  • Over the past 30 years, salaries in STEM-related jobs have jumped faster than those in any other occupation other than healthcare professionals and managerial occupations.
  • STEM wages jumped 31 percent over the past 30 years, compared with 23 percent for all non-STEM occupations.

What does this mean for you? It means that finishing your bachelor's degree in biomedical science at National University may be a very smart decision in building a successful and rewarding career. Learn more by planning to attend one of our student-for-a-day events.

BS Program at NUHS Gives Students an Edge

In this video, student Greg Swets explains why National University's  bachelor degree completion program in biomedical science has the edge over similar programs at other schools. Top instructors and a graduate level environment are big reasons. Greg plans to use his bachelor's degree as a stepping stone toward a career as a chiropractic and naturopathic physician.
 

Biomedical Science Students Explore Exercise Physiology

Have you ever wanted to learn more about what happens to the human body when we exercise? Exercise physiology is a course option in the biomedical science program at National University. It combines metabolic biochemistry, cellular and organ system physiology, as well as anatomic structure and function in order to understand and explain physical and athletic performance and how the body adapts to it.

In addition to learning the basics of exercise physiology, NUHS students go deeper.
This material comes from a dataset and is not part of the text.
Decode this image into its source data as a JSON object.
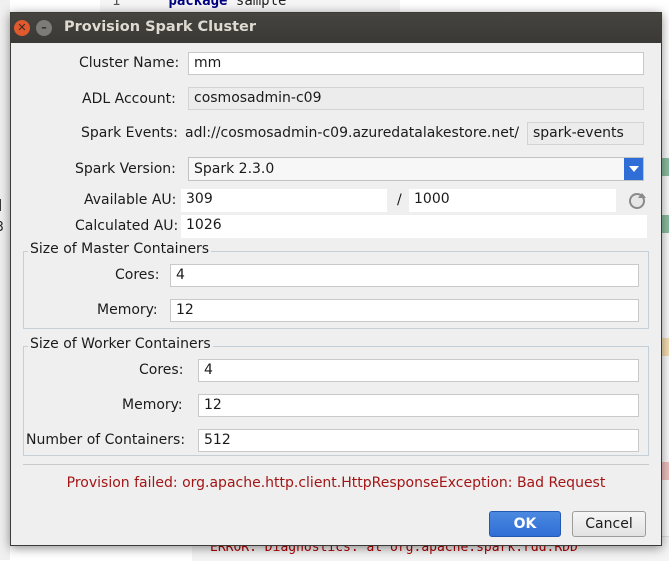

Instructor Nancy Stienke gives students the chance to explore personal interests and take more control over what they learn. "The students write a paper reviewing the scientific literature on any exercise topic of their choosing. They also create a poster based on that information, and make a presentation on the topic the last week of class," she explains.

The students get lots of help in their research. "Our Learning Resource Center provides a workshop for them, teaching them how to search our electronic databases for the information they need," says Nancy. "They learn how to choose a topic that is broad enough to provide enough research to prepare a good review, but not so broad that it pulls up too much research to read."

Below are some of the research posters prepared by biomedical science students enrolled in the NUHS exercise physiology course. They cover topics such as health benefits of Yoga or Tai Chi, sports benefits for amputees, or resistance training for children.

2013-09-19_posters

"The goal of this project is to give students a chance to work with the scientific literature and get a glimpse of what it takes to communicate information to the scientific community," says Nancy Stienke. "Professional posters are very common at scientific meetings. This project shows students the steps involved with creating a scientific poster, while also giving them greater expertise on their topic." 

For those who are eager to learn more about the human body from a sports medicine perspective, NUHS also offers courses in sports nutrition and kinesiology.

Read course descriptions for the biomedical science program at NUHS.